Environmental experts Lorna Gold from Ireland and John Mundell from the United States attended as representatives of the Focolare Movement and Eco-One. For over 13 years Lorna Gold has worked in the field of the environment at Trocaire-Overseas Development Agency of the Catholic Church in Ireland. John Mundell is president of an environmental consultant agency in Indianapolis, Mundell & Associates, Inc., which adheres to the Economy of Communion.

“The most important thing about this conference is the diversity among the people, organisers and ethnic groups that came together to give an immediate response to the Pope’s Encyclical,” Lorna Gold says. “We’ve come here from the whole world and in the name of civil society. There are activists like Naomi Klein, a world-renowned writer on the topics concerning ecology and economy in an age of globalisation; there are people from ecological movements like the head of Greenpeace, Kumi Naido; there is the entire network of the CIDSE-NGO, Catholics who work for social and global justice.”

The three-day meeting gave the sense of a movement in the act of helping to incarnate the ideals of the Si’ Encyclical. Among the examples that were presented there was also the The Earth Cube™, created by Eco-One, a network of professionals from the field of the environment who are inspired by the spirituality of unity.

The difficulties and the complexities of the environmental problem were on the minds of all: a problem not only for science and of the earth, but also for the economy and politics. Often the choices in these environments go directly against nature and generate more poverty but, according to Naomi Klein, something can still be done: “We could prevent so much suffering. We can’t justify doing nothing, because it’s difficult. Don’t let perfect win good. We need difficult, but possible, instead of easy yet reprehensible. Stop making the difficult a limit for possible, and let possible be real.”

The reverse route is possible if there is enough strength to face the problem. The presence of so many people directly involved on many different fronts gives much hope, and it made everyone experience what Pope Francis says in the Encyclical: the whole is more than the sum of its parts. John Mundell highlighted another novelty at the meeting: “The role of women as protagonists in the discussion and debate on climate change. In this summit we almost saw a vision of the future of the Church: open, in dialogue with the world, seeking relations with all people of good will, to bring ahead a more united world, more in contact with the planet.”

Laudato Si’ invites us to rethink our lifestyle.

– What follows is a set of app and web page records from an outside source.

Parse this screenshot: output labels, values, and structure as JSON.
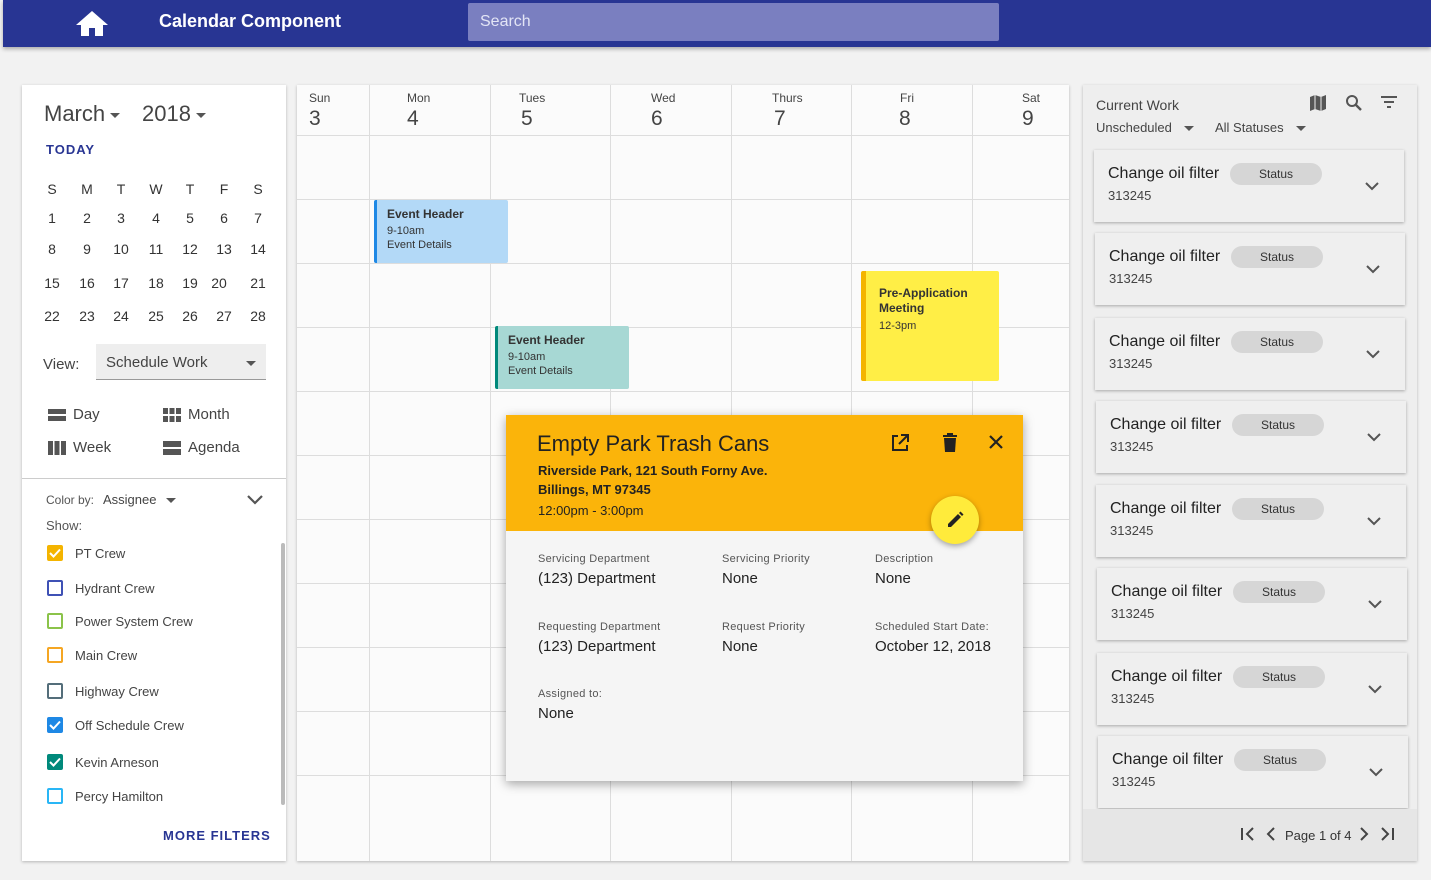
{
  "header": {
    "title": "Calendar Component",
    "search_placeholder": "Search",
    "home_icon": "home-icon",
    "color": "#283593"
  },
  "sidebar": {
    "month": "March",
    "year": "2018",
    "today_label": "TODAY",
    "weekdays": [
      "S",
      "M",
      "T",
      "W",
      "T",
      "F",
      "S"
    ],
    "weeks": [
      [
        "1",
        "2",
        "3",
        "4",
        "5",
        "6",
        "7"
      ],
      [
        "8",
        "9",
        "10",
        "11",
        "12",
        "13",
        "14"
      ],
      [
        "15",
        "16",
        "17",
        "18",
        "19",
        "20",
        "21"
      ],
      [
        "22",
        "23",
        "24",
        "25",
        "26",
        "27",
        "28"
      ]
    ],
    "view_label": "View:",
    "view_value": "Schedule Work",
    "view_options": [
      "Day",
      "Month",
      "Week",
      "Agenda"
    ],
    "color_by_label": "Color by:",
    "color_by_value": "Assignee",
    "show_label": "Show:",
    "filters": [
      {
        "label": "PT Crew",
        "checked": true,
        "color": "#f4b400"
      },
      {
        "label": "Hydrant Crew",
        "checked": false,
        "color": "#3f51b5"
      },
      {
        "label": "Power System Crew",
        "checked": false,
        "color": "#8bc34a"
      },
      {
        "label": "Main Crew",
        "checked": false,
        "color": "#f5a623"
      },
      {
        "label": "Highway Crew",
        "checked": false,
        "color": "#546e7a"
      },
      {
        "label": "Off Schedule Crew",
        "checked": true,
        "color": "#1e88e5"
      },
      {
        "label": "Kevin Arneson",
        "checked": true,
        "color": "#00897b"
      },
      {
        "label": "Percy Hamilton",
        "checked": false,
        "color": "#29b6f6"
      }
    ],
    "more_filters": "MORE FILTERS"
  },
  "calendar": {
    "days": [
      {
        "name": "Sun",
        "num": "3"
      },
      {
        "name": "Mon",
        "num": "4"
      },
      {
        "name": "Tues",
        "num": "5"
      },
      {
        "name": "Wed",
        "num": "6"
      },
      {
        "name": "Thurs",
        "num": "7"
      },
      {
        "name": "Fri",
        "num": "8"
      },
      {
        "name": "Sat",
        "num": "9"
      }
    ],
    "events": [
      {
        "header": "Event Header",
        "time": "9-10am",
        "details": "Event Details",
        "bg": "#b3d9f7",
        "accent": "#1e88e5"
      },
      {
        "header": "Event Header",
        "time": "9-10am",
        "details": "Event Details",
        "bg": "#a7d8d4",
        "accent": "#00897b"
      },
      {
        "header": "Pre-Application Meeting",
        "time": "12-3pm",
        "details": "",
        "bg": "#ffee46",
        "accent": "#f4b400"
      }
    ]
  },
  "popup": {
    "title": "Empty Park Trash Cans",
    "address1": "Riverside Park, 121 South Forny Ave.",
    "address2": "Billings, MT 97345",
    "time": "12:00pm - 3:00pm",
    "header_color": "#fbb40a",
    "fields": [
      {
        "label": "Servicing Department",
        "value": "(123) Department"
      },
      {
        "label": "Servicing Priority",
        "value": "None"
      },
      {
        "label": "Description",
        "value": "None"
      },
      {
        "label": "Requesting Department",
        "value": "(123) Department"
      },
      {
        "label": "Request Priority",
        "value": "None"
      },
      {
        "label": "Scheduled Start Date:",
        "value": "October 12, 2018"
      },
      {
        "label": "Assigned to:",
        "value": "None"
      }
    ]
  },
  "work": {
    "title": "Current Work",
    "filter1": "Unscheduled",
    "filter2": "All Statuses",
    "items": [
      {
        "title": "Change oil filter",
        "id": "313245",
        "status": "Status"
      },
      {
        "title": "Change oil filter",
        "id": "313245",
        "status": "Status"
      },
      {
        "title": "Change oil filter",
        "id": "313245",
        "status": "Status"
      },
      {
        "title": "Change oil filter",
        "id": "313245",
        "status": "Status"
      },
      {
        "title": "Change oil filter",
        "id": "313245",
        "status": "Status"
      },
      {
        "title": "Change oil filter",
        "id": "313245",
        "status": "Status"
      },
      {
        "title": "Change oil filter",
        "id": "313245",
        "status": "Status"
      },
      {
        "title": "Change oil filter",
        "id": "313245",
        "status": "Status"
      }
    ],
    "page_text": "Page 1 of 4"
  }
}
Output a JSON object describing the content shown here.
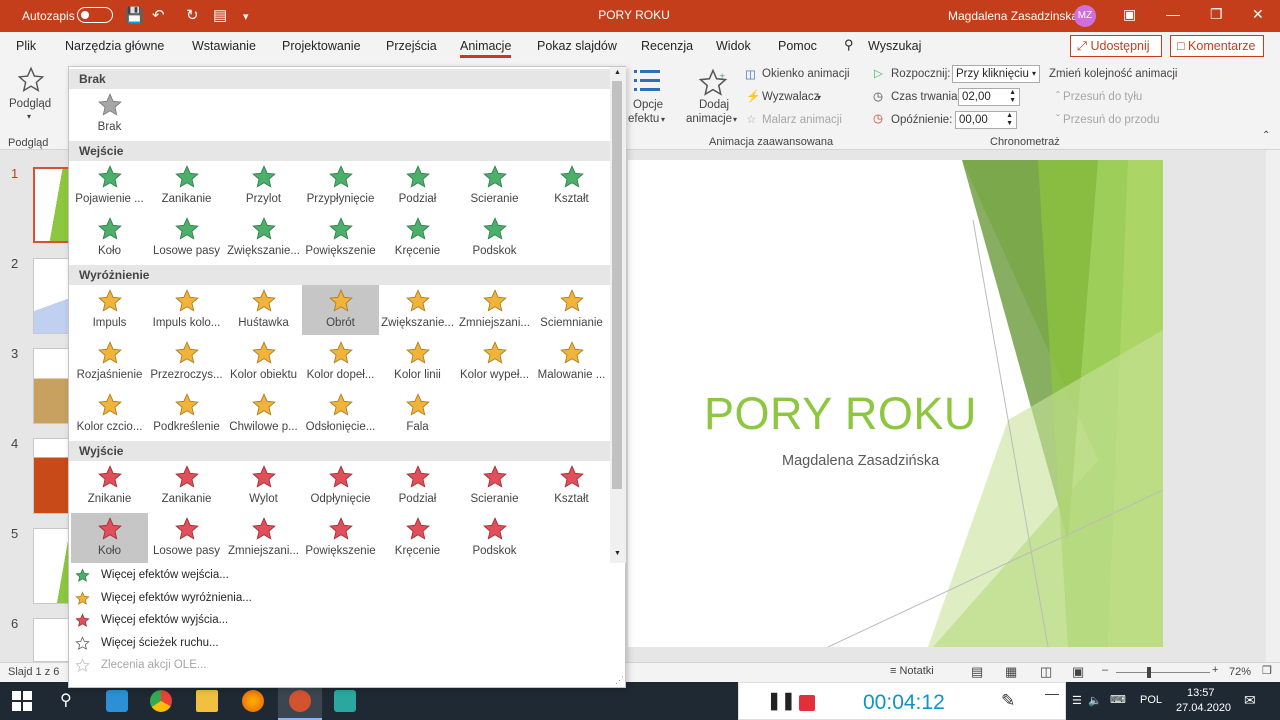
{
  "title_bar": {
    "autosave": "Autozapis",
    "doc_title": "PORY ROKU",
    "user_name": "Magdalena Zasadzinska",
    "user_initials": "MZ"
  },
  "menu": {
    "tabs": [
      "Plik",
      "Narzędzia główne",
      "Wstawianie",
      "Projektowanie",
      "Przejścia",
      "Animacje",
      "Pokaz slajdów",
      "Recenzja",
      "Widok",
      "Pomoc"
    ],
    "search": "Wyszukaj",
    "share": "Udostępnij",
    "comments": "Komentarze"
  },
  "ribbon": {
    "preview": "Podgląd",
    "preview_group": "Podgląd",
    "effect_options": [
      "Opcje",
      "efektu"
    ],
    "add_animation": [
      "Dodaj",
      "animacje"
    ],
    "animation_pane": "Okienko animacji",
    "trigger": "Wyzwalacz",
    "painter": "Malarz animacji",
    "advanced_group": "Animacja zaawansowana",
    "start_label": "Rozpocznij:",
    "start_value": "Przy kliknięciu",
    "duration_label": "Czas trwania:",
    "duration_value": "02,00",
    "delay_label": "Opóźnienie:",
    "delay_value": "00,00",
    "reorder": "Zmień kolejność animacji",
    "move_earlier": "Przesuń do tyłu",
    "move_later": "Przesuń do przodu",
    "timing_group": "Chronometraż"
  },
  "gallery": {
    "none_header": "Brak",
    "none_items": [
      "Brak"
    ],
    "entrance_header": "Wejście",
    "entrance": [
      "Pojawienie ...",
      "Zanikanie",
      "Przylot",
      "Przypłynięcie",
      "Podział",
      "Ścieranie",
      "Kształt",
      "Koło",
      "Losowe pasy",
      "Zwiększanie...",
      "Powiększenie",
      "Kręcenie",
      "Podskok"
    ],
    "emphasis_header": "Wyróżnienie",
    "emphasis": [
      "Impuls",
      "Impuls kolo...",
      "Huśtawka",
      "Obrót",
      "Zwiększanie...",
      "Zmniejszani...",
      "Ściemnianie",
      "Rozjaśnienie",
      "Przezroczys...",
      "Kolor obiektu",
      "Kolor dopeł...",
      "Kolor linii",
      "Kolor wypeł...",
      "Malowanie ...",
      "Kolor czcio...",
      "Podkreślenie",
      "Chwilowe p...",
      "Odsłonięcie...",
      "Fala"
    ],
    "exit_header": "Wyjście",
    "exit": [
      "Znikanie",
      "Zanikanie",
      "Wylot",
      "Odpłynięcie",
      "Podział",
      "Ścieranie",
      "Kształt",
      "Koło",
      "Losowe pasy",
      "Zmniejszani...",
      "Powiększenie",
      "Kręcenie",
      "Podskok"
    ],
    "more": [
      "Więcej efektów wejścia...",
      "Więcej efektów wyróżnienia...",
      "Więcej efektów wyjścia...",
      "Więcej ścieżek ruchu...",
      "Zlecenia akcji OLE..."
    ]
  },
  "slides": {
    "numbers": [
      "1",
      "2",
      "3",
      "4",
      "5",
      "6"
    ],
    "selected": "1"
  },
  "slide": {
    "title": "PORY ROKU",
    "subtitle": "Magdalena Zasadzińska"
  },
  "status": {
    "slide_info": "Slajd 1 z 6",
    "notes": "Notatki",
    "zoom": "72%"
  },
  "recorder": {
    "time": "00:04:12"
  },
  "taskbar": {
    "language": "POL",
    "time": "13:57",
    "date": "27.04.2020"
  },
  "colors": {
    "accent": "#c43e1c",
    "entrance": "#4caf6a",
    "emphasis": "#f0b43c",
    "exit": "#e0505a",
    "slide_green": "#8dc63f"
  }
}
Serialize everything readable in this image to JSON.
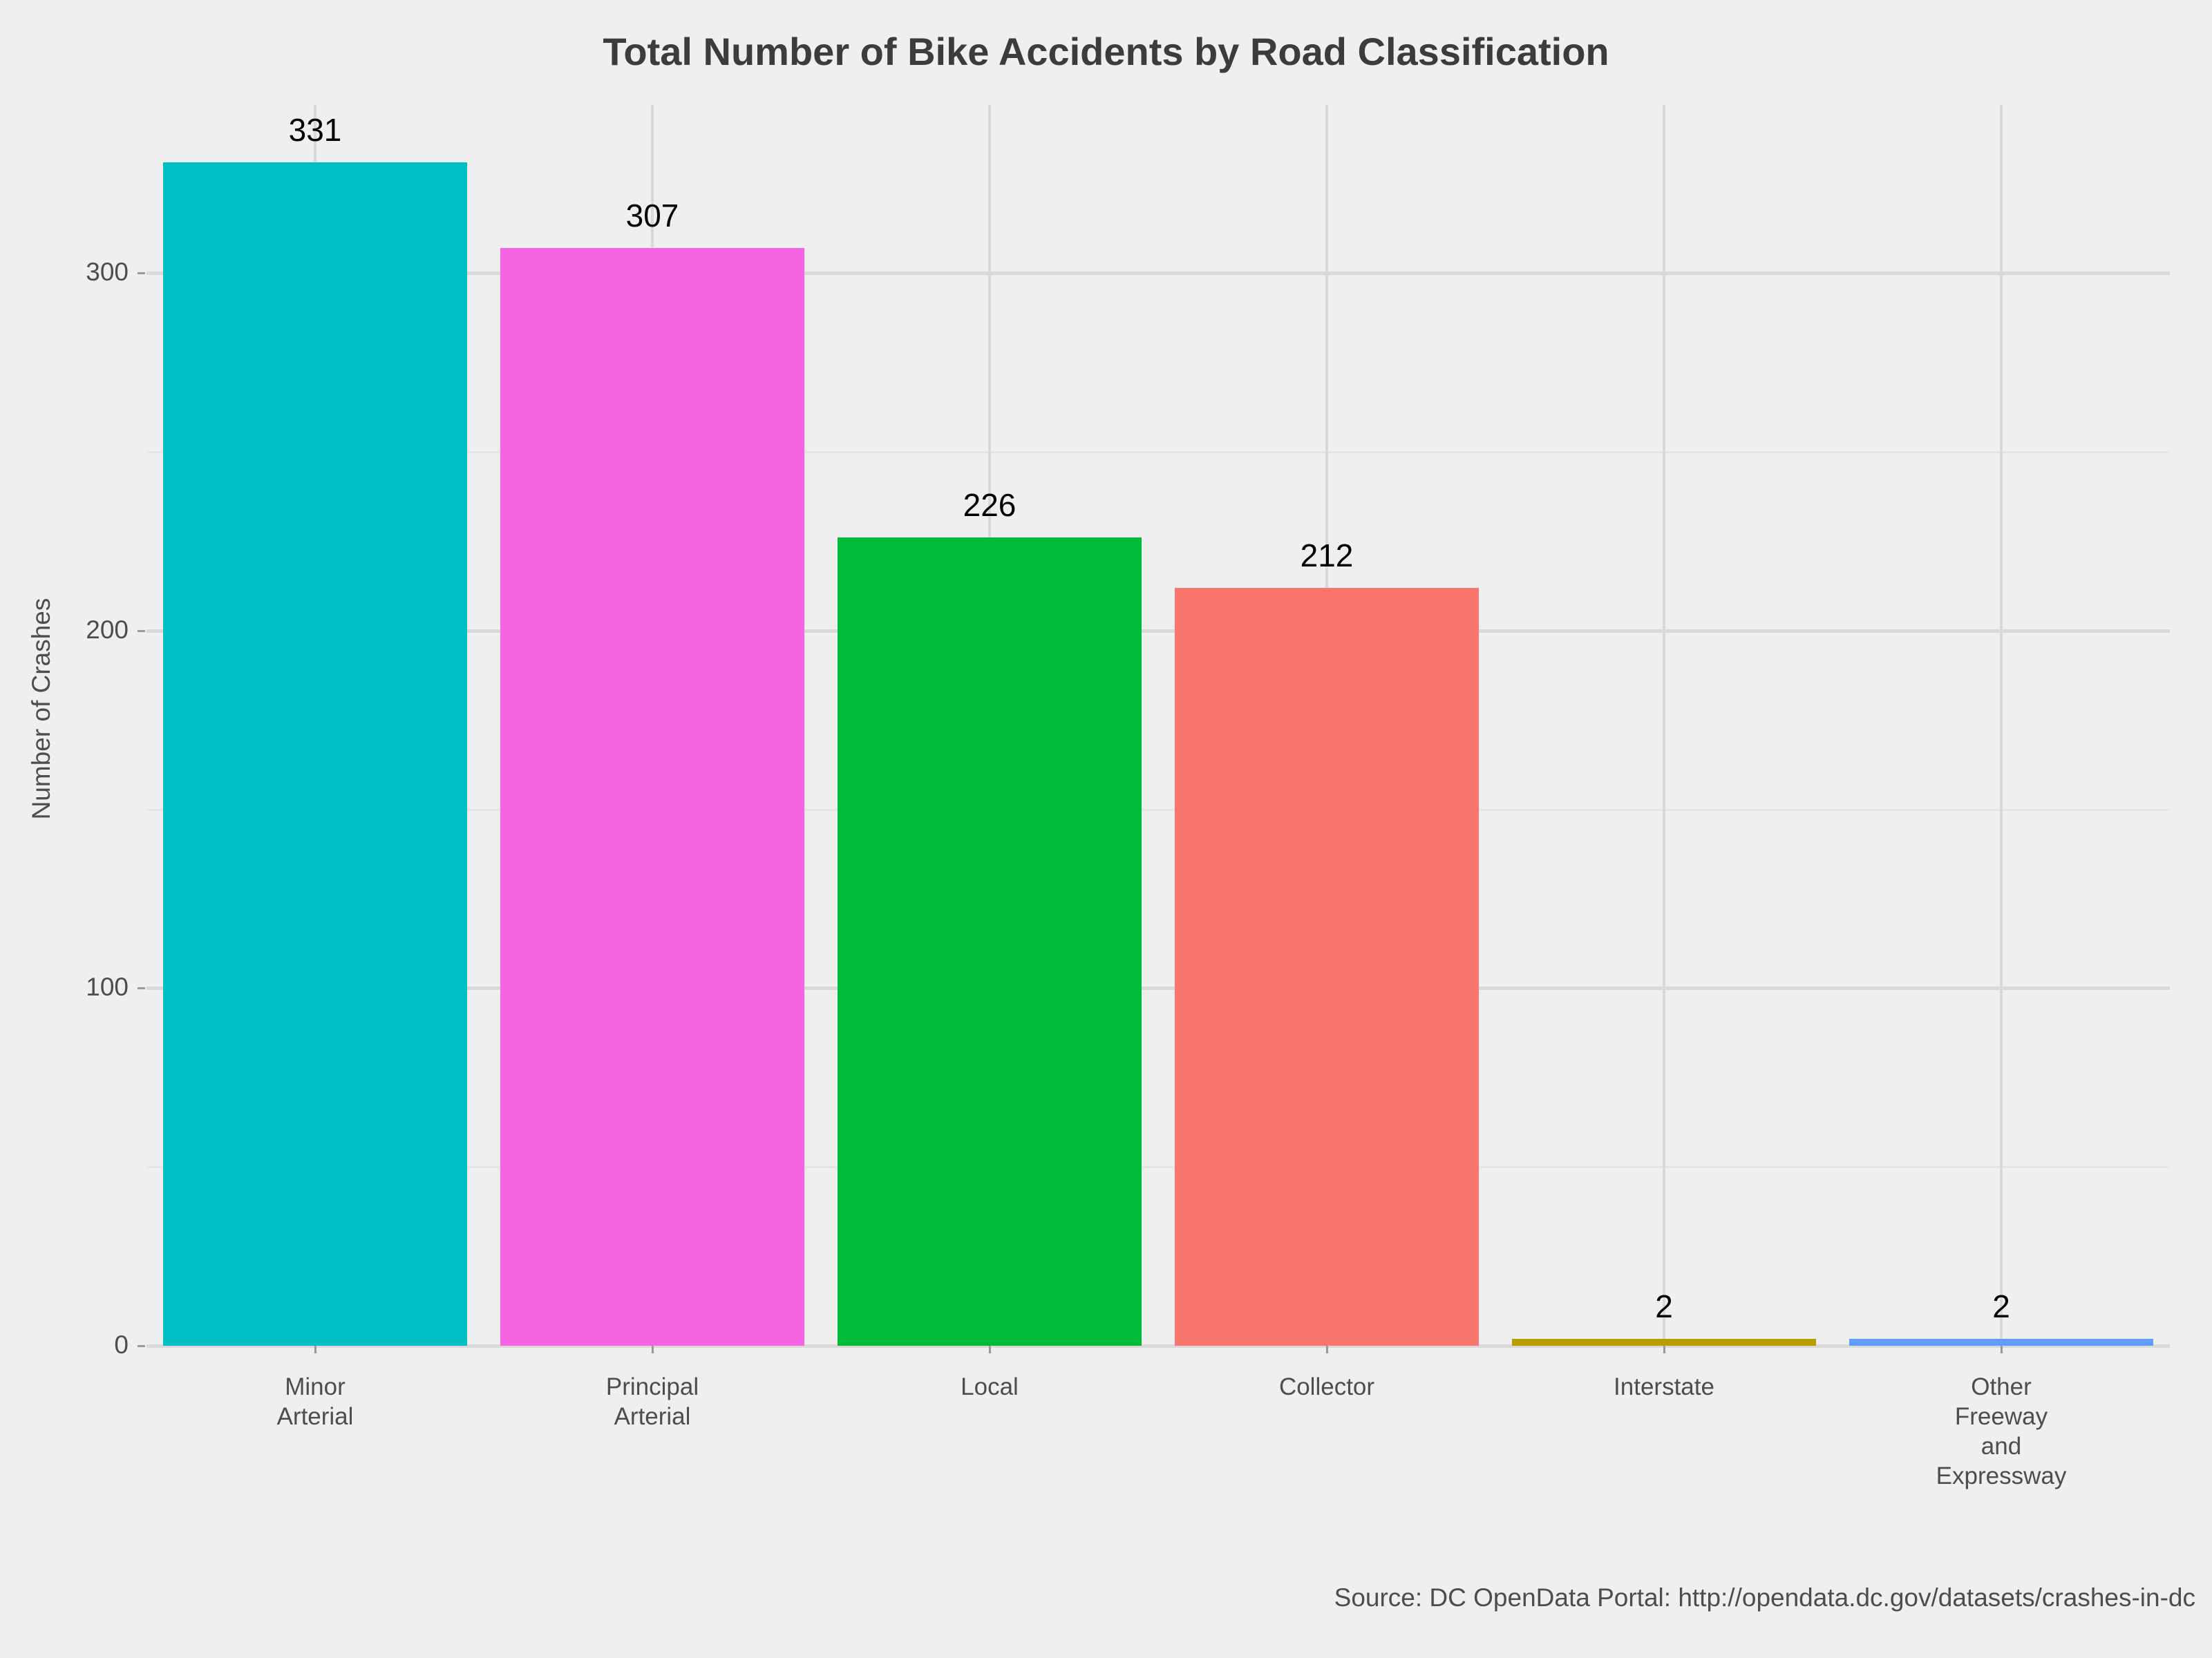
{
  "chart_data": {
    "type": "bar",
    "title": "Total Number of Bike Accidents by Road Classification",
    "xlabel": "",
    "ylabel": "Number of Crashes",
    "caption": "Source: DC OpenData Portal: http://opendata.dc.gov/datasets/crashes-in-dc",
    "categories": [
      "Minor Arterial",
      "Principal Arterial",
      "Local",
      "Collector",
      "Interstate",
      "Other Freeway and Expressway"
    ],
    "category_lines": [
      [
        "Minor",
        "Arterial"
      ],
      [
        "Principal",
        "Arterial"
      ],
      [
        "Local"
      ],
      [
        "Collector"
      ],
      [
        "Interstate"
      ],
      [
        "Other",
        "Freeway",
        "and",
        "Expressway"
      ]
    ],
    "values": [
      331,
      307,
      226,
      212,
      2,
      2
    ],
    "value_labels": [
      "331",
      "307",
      "226",
      "212",
      "2",
      "2"
    ],
    "colors": [
      "#00BFC4",
      "#F564E3",
      "#00BA38",
      "#F8766D",
      "#B79F00",
      "#619CFF"
    ],
    "ylim": [
      0,
      347
    ],
    "y_ticks": [
      0,
      100,
      200,
      300
    ],
    "y_tick_labels": [
      "0",
      "100",
      "200",
      "300"
    ],
    "grid": true,
    "legend": "none",
    "panel_background": "#EFEFEF",
    "gridline_color": "#D9D9D9",
    "text_color": "#4D4D4D",
    "title_color": "#3C3C3C"
  }
}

As Naomi Klein said: “This is not only a teaching for the Catholic world, and as a secular Jewish feminist, I can say I felt this Encyclical also talking to me.”